▶ _Task description_
Would you return the entries below word for word?

[Page and application data records]

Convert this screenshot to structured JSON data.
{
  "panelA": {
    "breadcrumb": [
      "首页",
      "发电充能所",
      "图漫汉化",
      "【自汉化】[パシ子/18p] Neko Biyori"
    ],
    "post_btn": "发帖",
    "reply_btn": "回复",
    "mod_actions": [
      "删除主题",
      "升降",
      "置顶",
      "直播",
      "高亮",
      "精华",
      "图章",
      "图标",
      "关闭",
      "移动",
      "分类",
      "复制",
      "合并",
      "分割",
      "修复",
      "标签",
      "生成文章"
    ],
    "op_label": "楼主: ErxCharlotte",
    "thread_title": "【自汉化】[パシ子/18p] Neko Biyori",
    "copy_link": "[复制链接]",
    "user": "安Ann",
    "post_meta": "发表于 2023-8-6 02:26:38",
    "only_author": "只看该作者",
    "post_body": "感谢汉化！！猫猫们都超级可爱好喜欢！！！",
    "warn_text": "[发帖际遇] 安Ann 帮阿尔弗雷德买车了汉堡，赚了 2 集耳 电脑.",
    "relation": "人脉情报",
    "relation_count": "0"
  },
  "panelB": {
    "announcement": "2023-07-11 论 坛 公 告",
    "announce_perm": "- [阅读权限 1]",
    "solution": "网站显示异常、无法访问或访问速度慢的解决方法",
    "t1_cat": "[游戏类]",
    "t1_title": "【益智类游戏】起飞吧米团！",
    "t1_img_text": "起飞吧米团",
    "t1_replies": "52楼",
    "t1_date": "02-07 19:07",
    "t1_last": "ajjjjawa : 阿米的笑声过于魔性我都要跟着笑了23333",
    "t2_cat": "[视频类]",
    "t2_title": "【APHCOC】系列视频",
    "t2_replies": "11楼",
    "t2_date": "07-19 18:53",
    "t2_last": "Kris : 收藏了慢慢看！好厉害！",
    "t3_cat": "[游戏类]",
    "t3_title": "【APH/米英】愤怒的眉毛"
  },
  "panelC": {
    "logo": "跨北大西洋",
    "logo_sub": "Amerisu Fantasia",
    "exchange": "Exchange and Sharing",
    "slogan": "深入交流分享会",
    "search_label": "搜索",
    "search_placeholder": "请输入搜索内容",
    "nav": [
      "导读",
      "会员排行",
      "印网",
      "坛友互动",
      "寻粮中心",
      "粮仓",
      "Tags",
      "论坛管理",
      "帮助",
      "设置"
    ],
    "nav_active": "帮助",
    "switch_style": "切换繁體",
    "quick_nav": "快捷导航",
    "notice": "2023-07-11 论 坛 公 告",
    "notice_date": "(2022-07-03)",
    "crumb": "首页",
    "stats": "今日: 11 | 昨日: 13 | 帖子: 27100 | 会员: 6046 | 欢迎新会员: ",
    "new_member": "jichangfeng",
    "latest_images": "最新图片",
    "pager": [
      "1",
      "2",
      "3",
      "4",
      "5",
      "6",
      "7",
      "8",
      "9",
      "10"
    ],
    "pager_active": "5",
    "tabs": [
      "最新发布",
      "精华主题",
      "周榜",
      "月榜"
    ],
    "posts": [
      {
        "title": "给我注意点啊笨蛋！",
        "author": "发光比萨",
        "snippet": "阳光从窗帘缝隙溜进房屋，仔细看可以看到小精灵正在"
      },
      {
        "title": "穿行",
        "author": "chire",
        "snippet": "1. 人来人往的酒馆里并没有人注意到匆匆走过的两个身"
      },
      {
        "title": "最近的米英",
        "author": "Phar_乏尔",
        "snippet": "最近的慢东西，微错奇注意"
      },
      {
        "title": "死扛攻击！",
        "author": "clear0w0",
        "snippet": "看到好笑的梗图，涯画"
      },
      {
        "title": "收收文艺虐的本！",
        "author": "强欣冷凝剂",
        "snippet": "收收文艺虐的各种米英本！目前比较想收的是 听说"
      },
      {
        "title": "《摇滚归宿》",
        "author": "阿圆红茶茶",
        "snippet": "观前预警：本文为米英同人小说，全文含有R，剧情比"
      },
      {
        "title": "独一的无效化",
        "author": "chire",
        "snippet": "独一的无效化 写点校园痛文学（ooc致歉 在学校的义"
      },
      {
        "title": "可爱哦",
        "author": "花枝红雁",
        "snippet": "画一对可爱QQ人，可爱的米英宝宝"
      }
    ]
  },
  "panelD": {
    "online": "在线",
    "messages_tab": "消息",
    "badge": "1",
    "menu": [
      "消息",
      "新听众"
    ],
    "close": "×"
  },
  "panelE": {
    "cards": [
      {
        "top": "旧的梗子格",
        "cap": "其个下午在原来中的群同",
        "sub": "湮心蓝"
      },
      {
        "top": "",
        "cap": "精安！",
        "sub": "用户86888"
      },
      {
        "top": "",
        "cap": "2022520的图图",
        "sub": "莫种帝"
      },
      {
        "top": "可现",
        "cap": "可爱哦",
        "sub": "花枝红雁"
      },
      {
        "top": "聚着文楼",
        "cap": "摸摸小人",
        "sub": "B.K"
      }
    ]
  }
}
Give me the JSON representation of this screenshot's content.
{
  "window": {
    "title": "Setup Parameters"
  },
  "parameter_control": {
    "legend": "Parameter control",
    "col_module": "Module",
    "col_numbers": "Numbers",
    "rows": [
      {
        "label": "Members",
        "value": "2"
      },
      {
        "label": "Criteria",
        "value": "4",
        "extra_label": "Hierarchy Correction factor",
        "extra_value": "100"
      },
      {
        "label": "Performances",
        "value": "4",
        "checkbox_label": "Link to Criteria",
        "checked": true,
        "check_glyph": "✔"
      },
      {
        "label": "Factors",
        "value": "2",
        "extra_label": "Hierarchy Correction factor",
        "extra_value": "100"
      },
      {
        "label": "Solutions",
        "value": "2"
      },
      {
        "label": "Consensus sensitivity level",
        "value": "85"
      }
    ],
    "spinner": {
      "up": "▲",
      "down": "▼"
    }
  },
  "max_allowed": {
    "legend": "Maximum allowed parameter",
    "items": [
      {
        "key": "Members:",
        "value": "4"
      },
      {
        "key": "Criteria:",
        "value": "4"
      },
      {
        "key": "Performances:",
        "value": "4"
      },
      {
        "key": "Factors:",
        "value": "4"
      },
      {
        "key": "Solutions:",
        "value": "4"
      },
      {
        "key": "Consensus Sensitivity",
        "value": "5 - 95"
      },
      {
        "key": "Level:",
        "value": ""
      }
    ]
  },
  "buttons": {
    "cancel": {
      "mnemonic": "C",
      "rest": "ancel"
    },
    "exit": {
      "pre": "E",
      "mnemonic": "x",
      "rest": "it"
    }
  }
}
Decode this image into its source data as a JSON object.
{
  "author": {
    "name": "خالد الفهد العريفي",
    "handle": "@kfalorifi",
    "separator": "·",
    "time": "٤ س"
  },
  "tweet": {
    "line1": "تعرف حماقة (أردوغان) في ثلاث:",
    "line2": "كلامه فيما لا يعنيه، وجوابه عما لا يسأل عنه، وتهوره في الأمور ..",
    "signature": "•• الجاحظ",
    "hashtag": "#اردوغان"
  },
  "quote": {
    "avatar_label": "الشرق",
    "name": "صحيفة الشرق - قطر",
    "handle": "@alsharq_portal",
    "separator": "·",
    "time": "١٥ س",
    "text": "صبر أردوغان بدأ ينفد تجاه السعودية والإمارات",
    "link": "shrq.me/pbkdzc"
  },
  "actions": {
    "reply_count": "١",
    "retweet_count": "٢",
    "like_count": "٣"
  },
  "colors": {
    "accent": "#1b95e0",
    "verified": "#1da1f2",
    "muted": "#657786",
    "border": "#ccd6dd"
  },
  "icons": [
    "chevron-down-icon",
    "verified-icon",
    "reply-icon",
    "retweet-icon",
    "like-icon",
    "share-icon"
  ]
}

▶ _Task response_
Convert this screenshot to structured JSON data.
{
  "panelA": {
    "breadcrumb": [
      "首页",
      "发电充能所",
      "图漫汉化",
      "【自汉化】[パシ子/18p] Neko Biyori"
    ],
    "post_btn": "发帖",
    "reply_btn": "回复",
    "mod_actions": [
      "删除主题",
      "升降",
      "置顶",
      "直播",
      "高亮",
      "精华",
      "图章",
      "图标",
      "关闭",
      "移动",
      "分类",
      "复制",
      "合并",
      "分割",
      "修复",
      "标签",
      "生成文章"
    ],
    "op_label": "楼主: ErxCharlotte",
    "thread_title": "【自汉化】[パシ子/18p] Neko Biyori",
    "copy_link": "[复制链接]",
    "user": "安Ann",
    "post_meta": "发表于 2023-8-6 02:26:38",
    "only_author": "只看该作者",
    "post_body": "感谢汉化！！猫猫们都超级可爱好喜欢！！！",
    "warn_text": "[发帖际遇] 安Ann 帮阿尔弗雷德买车了汉堡，赚了 2 集耳 电脑.",
    "relation": "人脉情报",
    "relation_count": "0"
  },
  "panelB": {
    "announcement": "2023-07-11 论 坛 公 告",
    "announce_perm": "- [阅读权限 1]",
    "solution": "网站显示异常、无法访问或访问速度慢的解决方法",
    "t1_cat": "[游戏类]",
    "t1_title": "【益智类游戏】起飞吧米团！",
    "t1_img_text": "起飞吧米团",
    "t1_replies": "52楼",
    "t1_date": "02-07 19:07",
    "t1_last": "ajjjjawa : 阿米的笑声过于魔性我都要跟着笑了23333",
    "t2_cat": "[视频类]",
    "t2_title": "【APHCOC】系列视频",
    "t2_replies": "11楼",
    "t2_date": "07-19 18:53",
    "t2_last": "Kris : 收藏了慢慢看！好厉害！",
    "t3_cat": "[游戏类]",
    "t3_title": "【APH/米英】愤怒的眉毛"
  },
  "panelC": {
    "logo": "跨北大西洋",
    "logo_sub": "Amerisu Fantasia",
    "exchange": "Exchange and Sharing",
    "slogan": "深入交流分享会",
    "search_label": "搜索",
    "search_placeholder": "请输入搜索内容",
    "nav": [
      "导读",
      "会员排行",
      "印网",
      "坛友互动",
      "寻粮中心",
      "粮仓",
      "Tags",
      "论坛管理",
      "帮助",
      "设置"
    ],
    "nav_active": "帮助",
    "switch_style": "切换繁體",
    "quick_nav": "快捷导航",
    "notice": "2023-07-11 论 坛 公 告",
    "notice_date": "(2022-07-03)",
    "crumb": "首页",
    "stats": "今日: 11 | 昨日: 13 | 帖子: 27100 | 会员: 6046 | 欢迎新会员: ",
    "new_member": "jichangfeng",
    "latest_images": "最新图片",
    "pager": [
      "1",
      "2",
      "3",
      "4",
      "5",
      "6",
      "7",
      "8",
      "9",
      "10"
    ],
    "pager_active": "5",
    "tabs": [
      "最新发布",
      "精华主题",
      "周榜",
      "月榜"
    ],
    "posts": [
      {
        "title": "给我注意点啊笨蛋！",
        "author": "发光比萨",
        "snippet": "阳光从窗帘缝隙溜进房屋，仔细看可以看到小精灵正在"
      },
      {
        "title": "穿行",
        "author": "chire",
        "snippet": "1. 人来人往的酒馆里并没有人注意到匆匆走过的两个身"
      },
      {
        "title": "最近的米英",
        "author": "Phar_乏尔",
        "snippet": "最近的慢东西，微错奇注意"
      },
      {
        "title": "死扛攻击！",
        "author": "clear0w0",
        "snippet": "看到好笑的梗图，涯画"
      },
      {
        "title": "收收文艺虐的本！",
        "author": "强欣冷凝剂",
        "snippet": "收收文艺虐的各种米英本！目前比较想收的是 听说"
      },
      {
        "title": "《摇滚归宿》",
        "author": "阿圆红茶茶",
        "snippet": "观前预警：本文为米英同人小说，全文含有R，剧情比"
      },
      {
        "title": "独一的无效化",
        "author": "chire",
        "snippet": "独一的无效化 写点校园痛文学（ooc致歉 在学校的义"
      },
      {
        "title": "可爱哦",
        "author": "花枝红雁",
        "snippet": "画一对可爱QQ人，可爱的米英宝宝"
      }
    ]
  },
  "panelD": {
    "online": "在线",
    "messages_tab": "消息",
    "badge": "1",
    "menu": [
      "消息",
      "新听众"
    ],
    "close": "×"
  },
  "panelE": {
    "cards": [
      {
        "top": "旧的梗子格",
        "cap": "其个下午在原来中的群同",
        "sub": "湮心蓝"
      },
      {
        "top": "",
        "cap": "精安！",
        "sub": "用户86888"
      },
      {
        "top": "",
        "cap": "2022520的图图",
        "sub": "莫种帝"
      },
      {
        "top": "可现",
        "cap": "可爱哦",
        "sub": "花枝红雁"
      },
      {
        "top": "聚着文楼",
        "cap": "摸摸小人",
        "sub": "B.K"
      }
    ]
  }
}
Give me the JSON representation of this screenshot's content.
{
  "window": {
    "title": "Setup Parameters"
  },
  "parameter_control": {
    "legend": "Parameter control",
    "col_module": "Module",
    "col_numbers": "Numbers",
    "rows": [
      {
        "label": "Members",
        "value": "2"
      },
      {
        "label": "Criteria",
        "value": "4",
        "extra_label": "Hierarchy Correction factor",
        "extra_value": "100"
      },
      {
        "label": "Performances",
        "value": "4",
        "checkbox_label": "Link to Criteria",
        "checked": true,
        "check_glyph": "✔"
      },
      {
        "label": "Factors",
        "value": "2",
        "extra_label": "Hierarchy Correction factor",
        "extra_value": "100"
      },
      {
        "label": "Solutions",
        "value": "2"
      },
      {
        "label": "Consensus sensitivity level",
        "value": "85"
      }
    ],
    "spinner": {
      "up": "▲",
      "down": "▼"
    }
  },
  "max_allowed": {
    "legend": "Maximum allowed parameter",
    "items": [
      {
        "key": "Members:",
        "value": "4"
      },
      {
        "key": "Criteria:",
        "value": "4"
      },
      {
        "key": "Performances:",
        "value": "4"
      },
      {
        "key": "Factors:",
        "value": "4"
      },
      {
        "key": "Solutions:",
        "value": "4"
      },
      {
        "key": "Consensus Sensitivity",
        "value": "5 - 95"
      },
      {
        "key": "Level:",
        "value": ""
      }
    ]
  },
  "buttons": {
    "cancel": {
      "mnemonic": "C",
      "rest": "ancel"
    },
    "exit": {
      "pre": "E",
      "mnemonic": "x",
      "rest": "it"
    }
  }
}
Decode this image into its source data as a JSON object.
{
  "author": {
    "name": "خالد الفهد العريفي",
    "handle": "@kfalorifi",
    "separator": "·",
    "time": "٤ س"
  },
  "tweet": {
    "line1": "تعرف حماقة (أردوغان) في ثلاث:",
    "line2": "كلامه فيما لا يعنيه، وجوابه عما لا يسأل عنه، وتهوره في الأمور ..",
    "signature": "•• الجاحظ",
    "hashtag": "#اردوغان"
  },
  "quote": {
    "avatar_label": "الشرق",
    "name": "صحيفة الشرق - قطر",
    "handle": "@alsharq_portal",
    "separator": "·",
    "time": "١٥ س",
    "text": "صبر أردوغان بدأ ينفد تجاه السعودية والإمارات",
    "link": "shrq.me/pbkdzc"
  },
  "actions": {
    "reply_count": "١",
    "retweet_count": "٢",
    "like_count": "٣"
  },
  "colors": {
    "accent": "#1b95e0",
    "verified": "#1da1f2",
    "muted": "#657786",
    "border": "#ccd6dd"
  },
  "icons": [
    "chevron-down-icon",
    "verified-icon",
    "reply-icon",
    "retweet-icon",
    "like-icon",
    "share-icon"
  ]
}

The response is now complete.